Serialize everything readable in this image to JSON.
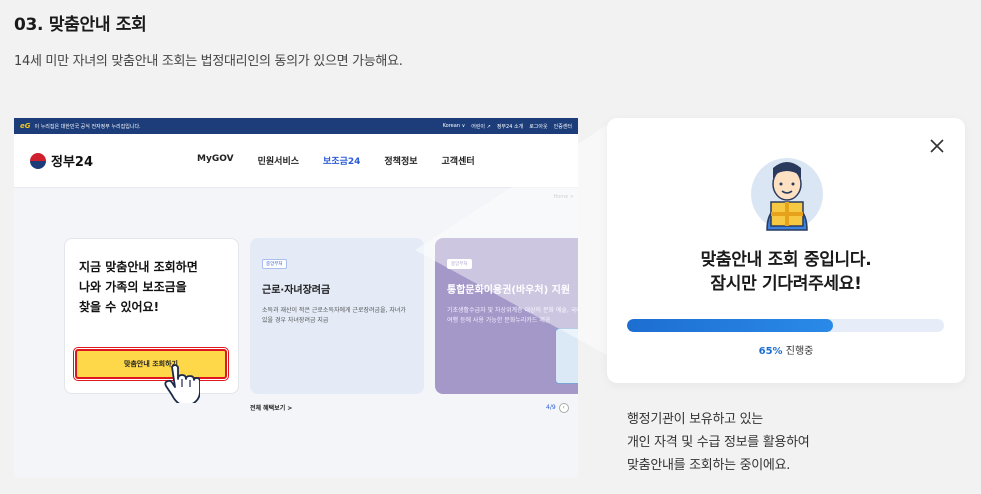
{
  "heading": "03. 맞춤안내 조회",
  "description": "14세 미만 자녀의 맞춤안내 조회는 법정대리인의 동의가 있으면 가능해요.",
  "screenshot": {
    "gov_bar": {
      "logo": "eG",
      "notice": "이 누리집은 대한민국 공식 전자정부 누리집입니다.",
      "links": [
        "Korean ∨",
        "어린이 ↗",
        "정부24 소개",
        "로그아웃",
        "인증센터"
      ]
    },
    "logo_text": "정부24",
    "nav": [
      "MyGOV",
      "민원서비스",
      "보조금24",
      "정책정보",
      "고객센터"
    ],
    "breadcrumb": "Home >",
    "promo": {
      "text": "지금 맞춤안내 조회하면\n나와 가족의 보조금을\n찾을 수 있어요!",
      "button": "맞춤안내 조회하기"
    },
    "card1": {
      "tag": "중앙부처",
      "title": "근로·자녀장려금",
      "text": "소득과 재산이 적은 근로소득자에게 근로장려금을, 자녀가 있을 경우 자녀장려금 지급"
    },
    "card2": {
      "tag": "중앙부처",
      "title": "통합문화이용권(바우처) 지원",
      "text": "기초생활수급자 및 차상위계층 대상의 문화 예술, 국내여행 등에 사용 가능한 문화누리카드 제공"
    },
    "all_benefits": "전체 혜택보기  >",
    "pager": "4/9"
  },
  "modal": {
    "title": "맞춤안내 조회 중입니다.\n잠시만 기다려주세요!",
    "progress": 0.65,
    "progress_pct": "65%",
    "progress_label": "진행중",
    "accent": "#1d6ed1"
  },
  "caption": "행정기관이 보유하고 있는\n개인 자격 및 수급 정보를 활용하여\n맞춤안내를 조회하는 중이에요."
}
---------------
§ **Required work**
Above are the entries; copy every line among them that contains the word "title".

§ **Worked solution**
      "title": "근로·자녀장려금",
      "title": "통합문화이용권(바우처) 지원",
    "title": "맞춤안내 조회 중입니다.\n잠시만 기다려주세요!",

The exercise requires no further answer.